| AIM OF THE TASK |
Below are entries to examine: work out how many lines contain the word "Index", and give only that number.

----

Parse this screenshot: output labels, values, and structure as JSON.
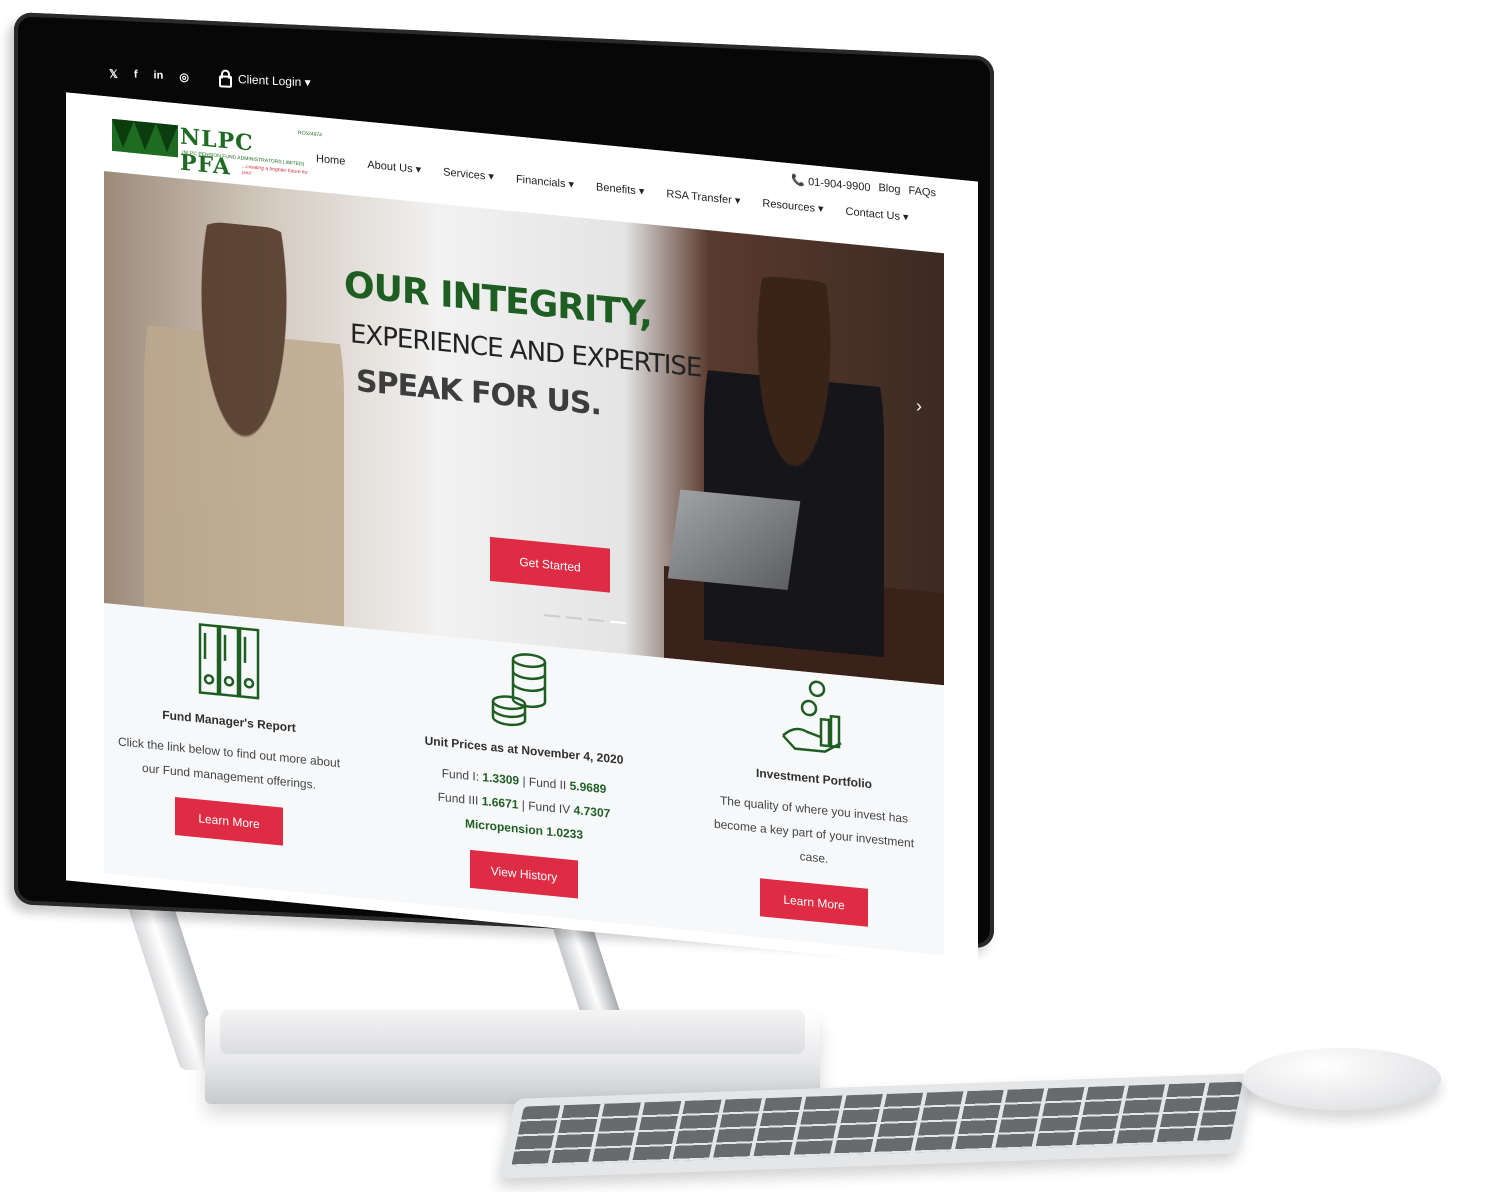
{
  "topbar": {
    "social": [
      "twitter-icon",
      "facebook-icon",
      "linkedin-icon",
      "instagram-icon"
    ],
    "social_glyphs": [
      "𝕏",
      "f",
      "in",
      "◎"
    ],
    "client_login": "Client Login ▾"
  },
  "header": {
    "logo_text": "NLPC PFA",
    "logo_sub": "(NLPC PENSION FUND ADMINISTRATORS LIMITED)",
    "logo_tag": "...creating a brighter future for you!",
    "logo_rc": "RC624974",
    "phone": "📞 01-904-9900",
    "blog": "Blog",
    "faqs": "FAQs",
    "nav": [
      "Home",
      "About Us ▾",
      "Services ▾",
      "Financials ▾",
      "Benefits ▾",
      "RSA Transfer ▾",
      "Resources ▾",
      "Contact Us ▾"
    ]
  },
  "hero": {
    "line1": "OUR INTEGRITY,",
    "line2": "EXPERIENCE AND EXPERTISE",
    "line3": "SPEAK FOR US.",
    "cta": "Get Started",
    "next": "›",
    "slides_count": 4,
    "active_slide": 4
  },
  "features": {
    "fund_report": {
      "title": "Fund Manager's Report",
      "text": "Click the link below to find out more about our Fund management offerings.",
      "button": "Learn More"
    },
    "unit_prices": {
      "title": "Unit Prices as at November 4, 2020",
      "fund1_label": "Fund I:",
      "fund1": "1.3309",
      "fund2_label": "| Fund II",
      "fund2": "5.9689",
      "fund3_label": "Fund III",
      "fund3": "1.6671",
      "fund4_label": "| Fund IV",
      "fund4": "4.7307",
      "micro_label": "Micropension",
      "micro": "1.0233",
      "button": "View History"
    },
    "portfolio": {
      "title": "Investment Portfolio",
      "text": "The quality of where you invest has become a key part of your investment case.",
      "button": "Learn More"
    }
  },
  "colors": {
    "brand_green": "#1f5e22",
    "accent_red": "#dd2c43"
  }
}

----

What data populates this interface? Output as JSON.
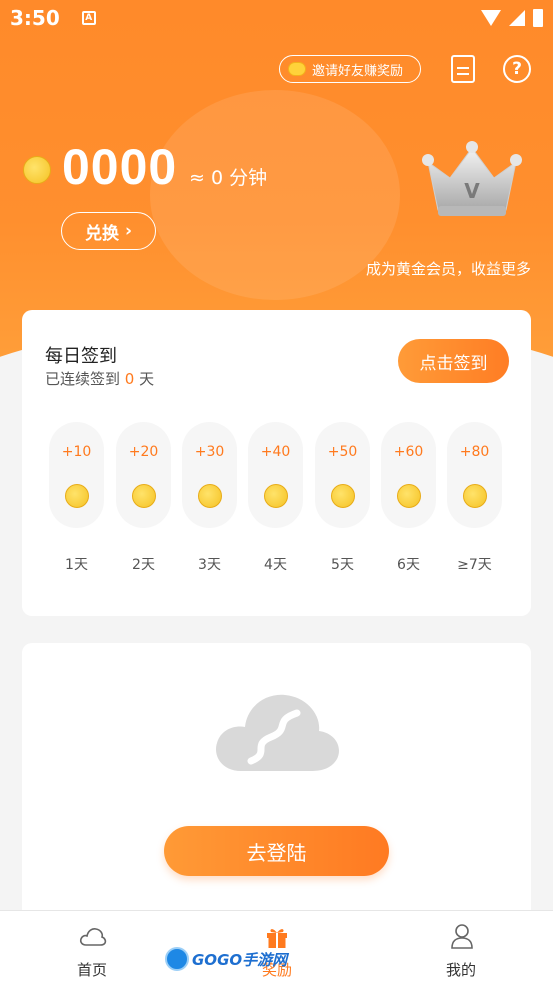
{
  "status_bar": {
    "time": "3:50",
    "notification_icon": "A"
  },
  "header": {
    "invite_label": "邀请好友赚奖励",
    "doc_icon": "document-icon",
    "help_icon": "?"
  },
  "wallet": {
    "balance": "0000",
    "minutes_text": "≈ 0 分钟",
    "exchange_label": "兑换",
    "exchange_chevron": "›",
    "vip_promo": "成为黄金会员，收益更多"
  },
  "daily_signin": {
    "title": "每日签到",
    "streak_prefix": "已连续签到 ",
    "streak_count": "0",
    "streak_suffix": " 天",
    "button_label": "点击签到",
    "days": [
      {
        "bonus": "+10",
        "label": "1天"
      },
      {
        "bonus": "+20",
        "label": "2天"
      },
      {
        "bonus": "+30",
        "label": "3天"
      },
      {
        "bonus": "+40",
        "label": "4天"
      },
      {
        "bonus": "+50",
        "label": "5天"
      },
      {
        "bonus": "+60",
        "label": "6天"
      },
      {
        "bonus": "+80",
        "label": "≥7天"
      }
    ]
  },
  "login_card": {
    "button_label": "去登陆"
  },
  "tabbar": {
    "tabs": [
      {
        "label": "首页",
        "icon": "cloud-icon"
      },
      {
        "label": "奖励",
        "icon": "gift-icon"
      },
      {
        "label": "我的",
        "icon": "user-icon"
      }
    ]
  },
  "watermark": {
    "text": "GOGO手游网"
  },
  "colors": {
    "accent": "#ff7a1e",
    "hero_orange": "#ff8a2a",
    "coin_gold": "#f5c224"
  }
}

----

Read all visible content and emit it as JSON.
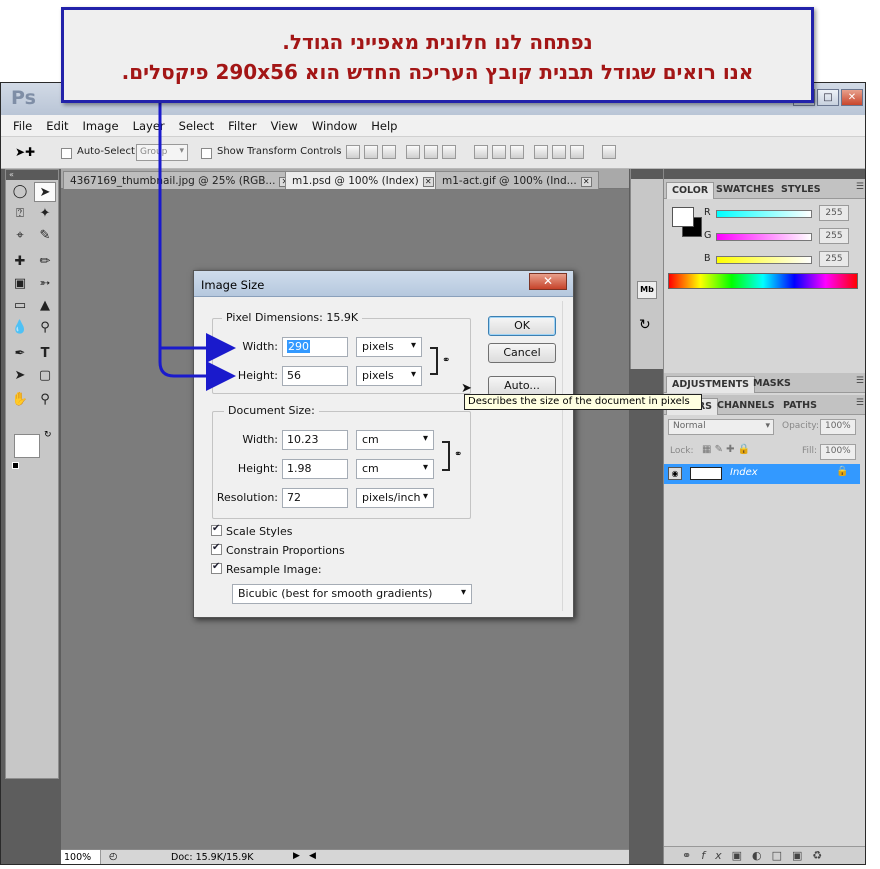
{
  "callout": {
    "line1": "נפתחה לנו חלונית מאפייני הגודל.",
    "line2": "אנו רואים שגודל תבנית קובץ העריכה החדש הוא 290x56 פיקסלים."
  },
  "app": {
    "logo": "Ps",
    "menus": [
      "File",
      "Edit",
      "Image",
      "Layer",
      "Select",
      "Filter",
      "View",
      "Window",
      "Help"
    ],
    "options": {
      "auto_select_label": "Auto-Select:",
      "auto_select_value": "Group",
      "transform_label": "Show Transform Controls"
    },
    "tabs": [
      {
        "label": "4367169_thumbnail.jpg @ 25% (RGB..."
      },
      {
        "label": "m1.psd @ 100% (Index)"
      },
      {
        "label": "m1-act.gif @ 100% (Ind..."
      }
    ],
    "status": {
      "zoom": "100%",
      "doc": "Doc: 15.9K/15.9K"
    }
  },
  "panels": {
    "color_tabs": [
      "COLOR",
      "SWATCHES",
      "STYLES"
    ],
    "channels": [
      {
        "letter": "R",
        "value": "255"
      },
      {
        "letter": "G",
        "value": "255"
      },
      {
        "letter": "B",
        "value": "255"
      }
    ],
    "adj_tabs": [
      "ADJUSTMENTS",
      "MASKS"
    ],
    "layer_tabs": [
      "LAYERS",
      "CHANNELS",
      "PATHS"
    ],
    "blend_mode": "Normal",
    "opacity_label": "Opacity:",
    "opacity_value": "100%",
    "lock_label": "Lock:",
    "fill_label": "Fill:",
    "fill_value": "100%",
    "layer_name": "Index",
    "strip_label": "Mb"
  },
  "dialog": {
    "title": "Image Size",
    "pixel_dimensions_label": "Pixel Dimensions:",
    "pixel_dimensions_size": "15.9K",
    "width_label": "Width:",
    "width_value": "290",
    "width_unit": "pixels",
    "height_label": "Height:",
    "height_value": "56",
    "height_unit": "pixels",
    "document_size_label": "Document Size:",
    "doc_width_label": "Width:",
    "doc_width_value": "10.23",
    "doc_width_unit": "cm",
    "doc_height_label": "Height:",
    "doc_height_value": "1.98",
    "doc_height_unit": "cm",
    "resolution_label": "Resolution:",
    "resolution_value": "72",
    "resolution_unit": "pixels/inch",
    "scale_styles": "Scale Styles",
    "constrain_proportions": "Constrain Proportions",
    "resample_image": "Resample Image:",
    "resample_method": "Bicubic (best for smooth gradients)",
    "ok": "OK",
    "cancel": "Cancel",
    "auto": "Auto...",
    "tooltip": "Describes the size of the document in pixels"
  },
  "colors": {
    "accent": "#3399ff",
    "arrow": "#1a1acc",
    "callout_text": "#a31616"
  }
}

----

| ANSWER TO THIS PROBLEM |
2